L70 is the amount of time it takes for a light to degrade to 70% of initial lumen output

CRI is Colour Rendering Index. It is a measurement of the quality of light. Whereas lumens is a measurement of the quantity of light, CRI is the measurement of quality. It is a scale between 0 and 100. 0 is bad, 100 is great. LED's typically are in the 70-95 range. The higher the CRI, the more expensive the LED chip, and therefore the more expensive the product itself.

Colour temperature for LED’s is measured on the Kelvin scale. LED’s come in a variety of colours, but the most common are in a range from 2700K to 7500K. The unfortunate thing is that the only consistent measurement is the Kelvin scale, many manufacturers like to use terms like Day White, Natural White, Warm White and Cool White, but there is not a standard that defines a Kelvin temperature to associate with those terms. The general rule is WARM (2700K) to COOL (6500K+). The warmer the light, the more yellow tones, the cooler the light, there are more blue tones.

    Here are the typical range of colour temperatures
  • 2700-3200 - WW - Warm White
  • 4000-4500 - NW - Natural White
  • 5000-5500 - DW - Day White
  • 6500-7500 - CW - Cool White
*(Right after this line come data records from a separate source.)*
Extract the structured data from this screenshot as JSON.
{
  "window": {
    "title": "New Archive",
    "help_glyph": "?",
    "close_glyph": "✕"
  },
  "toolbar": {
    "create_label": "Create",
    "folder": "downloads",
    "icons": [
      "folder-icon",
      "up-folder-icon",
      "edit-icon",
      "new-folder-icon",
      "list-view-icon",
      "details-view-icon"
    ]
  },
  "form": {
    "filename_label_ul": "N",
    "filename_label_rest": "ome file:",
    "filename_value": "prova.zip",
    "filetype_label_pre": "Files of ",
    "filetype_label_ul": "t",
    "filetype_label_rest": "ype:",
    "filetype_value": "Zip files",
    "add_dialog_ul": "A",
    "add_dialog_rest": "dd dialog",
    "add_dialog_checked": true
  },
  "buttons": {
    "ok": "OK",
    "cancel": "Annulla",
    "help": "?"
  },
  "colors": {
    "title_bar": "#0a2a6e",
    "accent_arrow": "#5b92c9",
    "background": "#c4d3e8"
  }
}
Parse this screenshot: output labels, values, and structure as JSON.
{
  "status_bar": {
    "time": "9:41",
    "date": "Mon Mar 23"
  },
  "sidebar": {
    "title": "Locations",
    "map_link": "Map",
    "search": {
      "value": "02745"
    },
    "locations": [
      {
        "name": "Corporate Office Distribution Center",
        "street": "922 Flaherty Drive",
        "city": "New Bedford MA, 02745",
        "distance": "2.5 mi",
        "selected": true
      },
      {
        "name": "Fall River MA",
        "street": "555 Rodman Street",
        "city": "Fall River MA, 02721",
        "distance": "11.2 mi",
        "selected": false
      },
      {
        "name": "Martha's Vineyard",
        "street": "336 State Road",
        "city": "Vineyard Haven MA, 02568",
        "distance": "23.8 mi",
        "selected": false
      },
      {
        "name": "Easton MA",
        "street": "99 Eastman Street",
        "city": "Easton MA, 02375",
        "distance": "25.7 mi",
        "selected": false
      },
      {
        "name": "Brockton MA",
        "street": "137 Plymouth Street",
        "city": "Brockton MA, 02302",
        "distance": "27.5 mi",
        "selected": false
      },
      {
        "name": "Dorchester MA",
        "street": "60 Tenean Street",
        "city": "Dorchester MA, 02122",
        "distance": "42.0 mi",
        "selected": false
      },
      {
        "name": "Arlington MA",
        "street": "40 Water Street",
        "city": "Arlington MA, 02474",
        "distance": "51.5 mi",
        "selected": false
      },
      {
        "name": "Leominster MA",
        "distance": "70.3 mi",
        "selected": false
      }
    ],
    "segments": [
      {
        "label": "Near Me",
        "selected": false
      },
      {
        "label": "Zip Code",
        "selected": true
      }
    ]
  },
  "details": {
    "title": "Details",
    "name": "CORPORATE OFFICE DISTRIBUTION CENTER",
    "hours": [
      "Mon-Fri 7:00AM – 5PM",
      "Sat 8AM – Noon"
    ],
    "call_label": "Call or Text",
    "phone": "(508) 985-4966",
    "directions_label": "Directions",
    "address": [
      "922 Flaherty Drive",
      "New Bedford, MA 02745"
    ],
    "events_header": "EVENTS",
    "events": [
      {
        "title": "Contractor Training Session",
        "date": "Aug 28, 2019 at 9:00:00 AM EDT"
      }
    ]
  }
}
In the study of colour vision, a MacAdam ellipse is a region on a chromaticity diagram which contains all colours which are indistinguishable, to the average human eye, from the colour at the center of the ellipse. The contour of the ellipse therefore represents the just noticeable differences of chromaticity. So when an LED supplier proudly claims to offer you LEDs binned to a 4-step MacAdam ellipse tolerance (or 4xSDCM), keep in mind that this is better than LEDs that are binned to 5-steps but you will still see a colour difference over the range of LEDs supplied to that specification. Try to use 3xSDCM to avoid visible colour shift

It is the measurement of the fixtures light output angle until the output has fallen off to 50%. This means that you disregard the light out of that 50% and above zone for this measurement, which makes it helpful in knowing how much “usable” light the fixture puts out in a fairly even field.

Always buy based on lumens, watts is a number that is used to determine how much energy it takes to produce those lumens. It is important to pay attention to lumens per watt, or lm/w. The higher the number, the less energy you will need to produce the light. You will notice that some lights take less energy to produce the same amount of light, and this is something you should watch for. Typically, the higher the ratio, the better.